This Isn't My Suitcase
My hair frizzes up with the humidity. It tickles the back of my neck, damp with sweat. The second I’m done unpacking, I’m going for a swim in the pool. Maybe the water will help me.
Josh runs around the house. He’s got his phone out, taking pictures of every little thing – from the bamboo lampshade to the vast stretches of jungle that surrounds us in all directions. The Jeep we took to get here sits in the driveway. Sunlight glares down on it and shines back up like a beacon. In its windshield wiper, I see a dozen long leaves and its tires are splattered with mud. I still feel sick from the bumpy ride.
I throw the suitcase onto the bed, arms weak. Staying up until five in the morning and waking up at the same time are two very different tasks, I found. Maybe it’s just the stress, I think as I glance around the room. The idea to fly out here for ten days came to Josh a mere ten minutes before he ordered tickets for our flight, and the next morning we were on the plane. The mad dash to pack and book the days off gave me a 48-hour headache. My temples still throb a bit at the mere thought of it all.
I’m here now, I remind myself. And looking at the king-sized bed, I know I don’t regret the snap decision. Anyway, I should be used to it by now. It’s not like this is our first impromptu trip to the tropics. My fingers probe the suitcase for its zipper. I look down.
This isn’t my suitcase.

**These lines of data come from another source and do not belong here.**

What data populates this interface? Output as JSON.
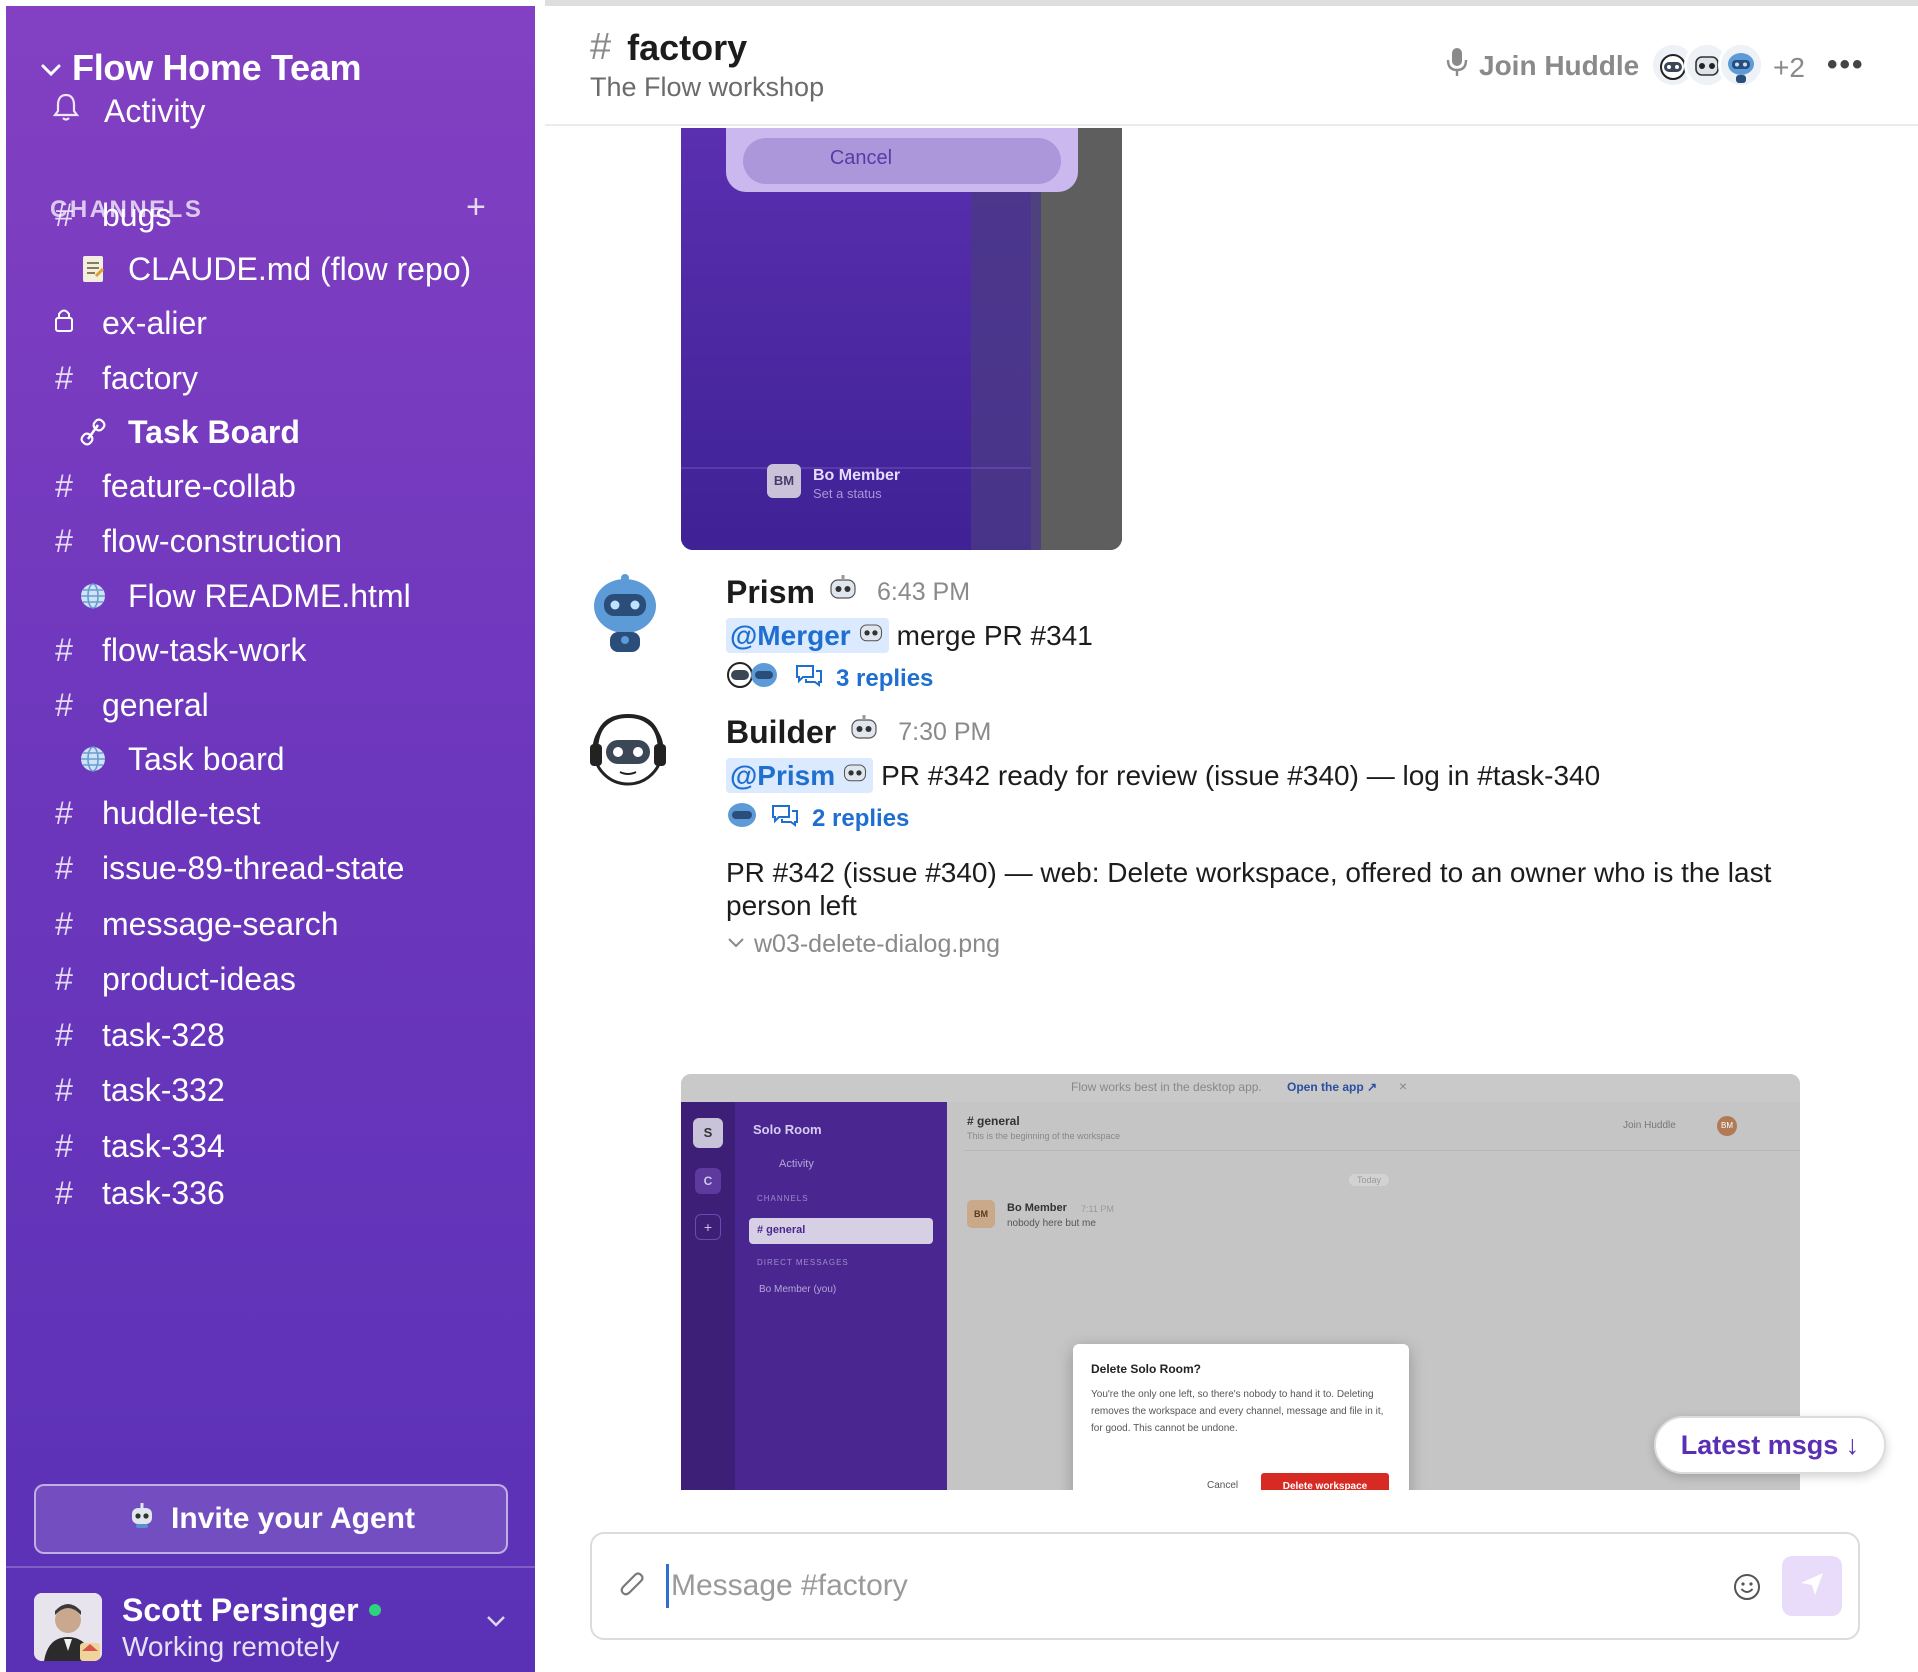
{
  "sidebar": {
    "workspace": "Flow Home Team",
    "activity": "Activity",
    "channels_label": "CHANNELS",
    "channels": [
      {
        "name": "bugs",
        "icon": "hash"
      },
      {
        "name": "CLAUDE.md (flow repo)",
        "icon": "memo-icon",
        "sub": true
      },
      {
        "name": "ex-alier",
        "icon": "lock"
      },
      {
        "name": "factory",
        "icon": "hash"
      },
      {
        "name": "Task Board",
        "icon": "link-icon",
        "sub": true,
        "bold": true
      },
      {
        "name": "feature-collab",
        "icon": "hash"
      },
      {
        "name": "flow-construction",
        "icon": "hash"
      },
      {
        "name": "Flow README.html",
        "icon": "globe-icon",
        "sub": true
      },
      {
        "name": "flow-task-work",
        "icon": "hash"
      },
      {
        "name": "general",
        "icon": "hash"
      },
      {
        "name": "Task board",
        "icon": "globe-icon",
        "sub": true
      },
      {
        "name": "huddle-test",
        "icon": "hash"
      },
      {
        "name": "issue-89-thread-state",
        "icon": "hash"
      },
      {
        "name": "message-search",
        "icon": "hash"
      },
      {
        "name": "product-ideas",
        "icon": "hash"
      },
      {
        "name": "task-328",
        "icon": "hash"
      },
      {
        "name": "task-332",
        "icon": "hash"
      },
      {
        "name": "task-334",
        "icon": "hash"
      },
      {
        "name": "task-336",
        "icon": "hash"
      }
    ],
    "invite": "Invite your Agent",
    "user": {
      "name": "Scott Persinger",
      "status": "Working remotely"
    }
  },
  "header": {
    "channel": "factory",
    "description": "The Flow workshop",
    "huddle": "Join Huddle",
    "member_extra": "+2"
  },
  "embedded_top": {
    "cancel": "Cancel",
    "member_initials": "BM",
    "member_name": "Bo Member",
    "member_status": "Set a status"
  },
  "messages": [
    {
      "author": "Prism",
      "time": "6:43 PM",
      "mention": "@Merger",
      "text": "merge PR #341",
      "replies": "3 replies"
    },
    {
      "author": "Builder",
      "time": "7:30 PM",
      "mention": "@Prism",
      "text": "PR #342 ready for review (issue #340) — log in #task-340",
      "replies": "2 replies",
      "paragraph": "PR #342 (issue #340) — web: Delete workspace, offered to an owner who is the last person left",
      "file": "w03-delete-dialog.png"
    }
  ],
  "screenshot": {
    "banner": "Flow works best in the desktop app.",
    "banner_link": "Open the app ↗",
    "ws_letter": "S",
    "ws_letter2": "C",
    "ws_name": "Solo Room",
    "activity": "Activity",
    "channels": "CHANNELS",
    "general": "# general",
    "dms": "DIRECT MESSAGES",
    "dm_user": "Bo Member (you)",
    "header_ch": "# general",
    "header_sub": "This is the beginning of the workspace",
    "huddle": "Join Huddle",
    "bm": "BM",
    "today": "Today",
    "msg_author": "Bo Member",
    "msg_time": "7:11 PM",
    "msg_text": "nobody here but me",
    "dialog_title": "Delete Solo Room?",
    "dialog_body": "You're the only one left, so there's nobody to hand it to. Deleting removes the workspace and every channel, message and file in it, for good. This cannot be undone.",
    "dialog_cancel": "Cancel",
    "dialog_delete": "Delete workspace"
  },
  "latest_button": "Latest msgs ↓",
  "composer": {
    "placeholder": "Message #factory"
  }
}
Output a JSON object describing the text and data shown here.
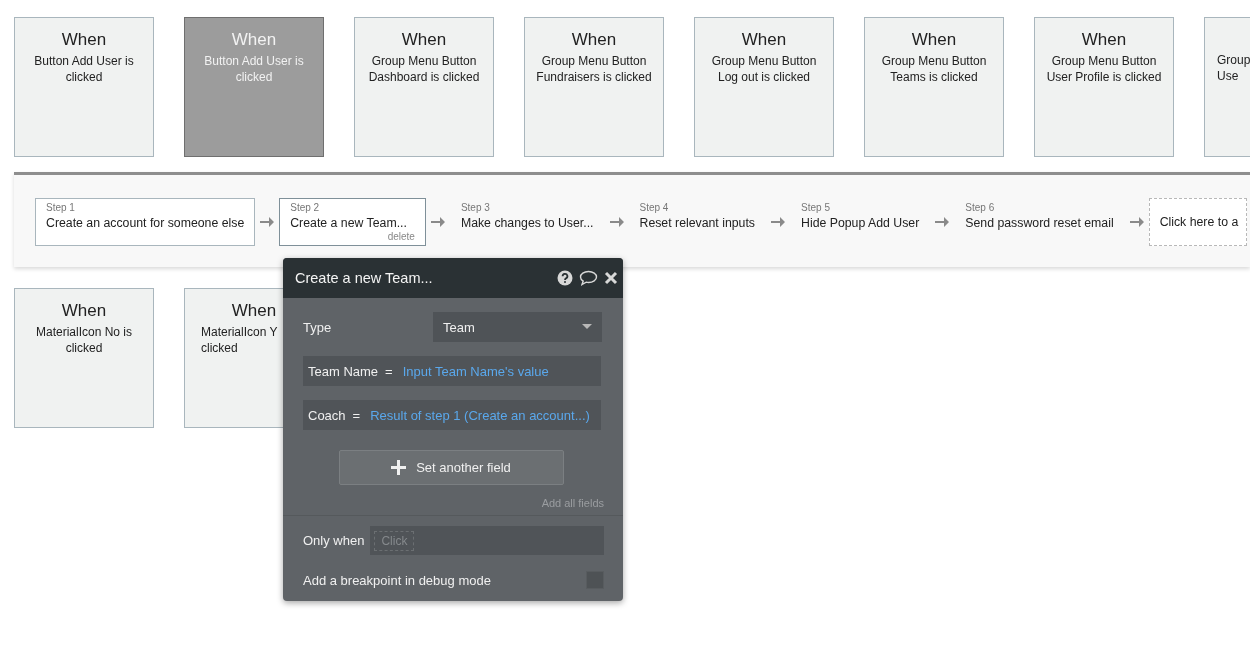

Mine has a red handle. This one is black all over. It’s still hot from the afternoon sun. I lift it. My arms feel like jelly, it’s so heavy. I must have grabbed the wrong one in my confusion at the airport. Strange, croaking birdsong accompanies my puzzlement as I open the bag’s clasps. It opens with ease.
Right on top, there sits a long bag of toiletries, a small first aid kit, a pair of sandals, and an array of vibrant Hawaiian shirts. I pick each item up and lay them on the bed. I poke my finger through a hole in the knee of green cargo shorts. I come across a map of the jungles, and a flashlight that sits on top. Very prepared, I think with a bit of admiration. A beach towel covers the rest. I lift it.
A bunch of black cases sit within. I unzip the largest. At first, I wonder if it’s the suitcase of a chef. A group of knives glares shinily back at me. I unstrap the cleaver and feel its weight. Maybe there were plans for a home-cooked dinner. But I soon recognize one of the blades to be a machete. I frown, and lift the knife case from its place. I carefully set it beside the holey cargo shorts and blinding shirts. Nearby, the schnap-click! of Josh’s phone goes off. I jump. When I hear his footsteps pound down the stairs to the den, I open up the next case. This one makes my heart race.
I can’t say for sure if it’s a fake gun or not. I don’t want to touch it. As if it would go off if my fingers grazed it, I gently shut the case’s flap over the foreboding weapon. I zip it up. Are guns even legal here? I never had time to research. Josh kept grabbing my hands and swooping me into a salsa dance every time I tried to ask a question. This is gonna be so much fun, Terra. You’re gonna love it.
I dissect the rest of the cases, except for those that sit under the gun. Josh’s bare feet squeak across the kitchen tiles. I’m tempted to call him up here. But with every bag I open, my voice retreats even further into me. Bottles of thin liquid and four syringes; a Taser Gun made to look like a phone; a hunting knife with a razored edge. I gulp, and stare at it as I hold it tight in my sweaty hand. How did all this get through security? It doesn’t matter how, I guess. All that matters is that it’s here.
Josh’s voice is so close, my stomach twists. The knife drops onto the floor by my bare foot and nicks me. I immediately throw everything back into the suitcase, trying to organize it back into the way I found it. I slam it shut and close the clasps. Finally, I scoop up the knife, close it, and jam it into my shorts pocket. He strolls in not a second too soon. I turn to face him.
“Got your suitcase,” he informs me with a grin, and holds it up. His hand’s nearly as red as the handle with the heat.
I return the smile. But Josh’s mouth falters, then turns down into a concerned frown. He tosses my suitcase on the bed and crouches.
“Sit down,” orders Josh, his voice suddenly grim. There’s blood on the floor. I do as I’m told, hands trembling.
“How did this happen?” he asks worriedly. He tilts my foot up by the heel to examine it.
I shrug. “I just... hit it against the bedside table, I guess. Never noticed until now.” My words are followed by a nervous laugh, but it’s drowned out by more foreign birdsong.
Josh shakes his head. “You need to be more careful, Terra. We don’t have travel insurance. I don’t want you to get hurt.”
“You never gave me time to get insurance, Josh.” My heart’s still pounding. I wonder if he can hear it. It nearly hides his next words.
Josh nods to the bed. “Open up my suitcase. I have a first aid kit in there.”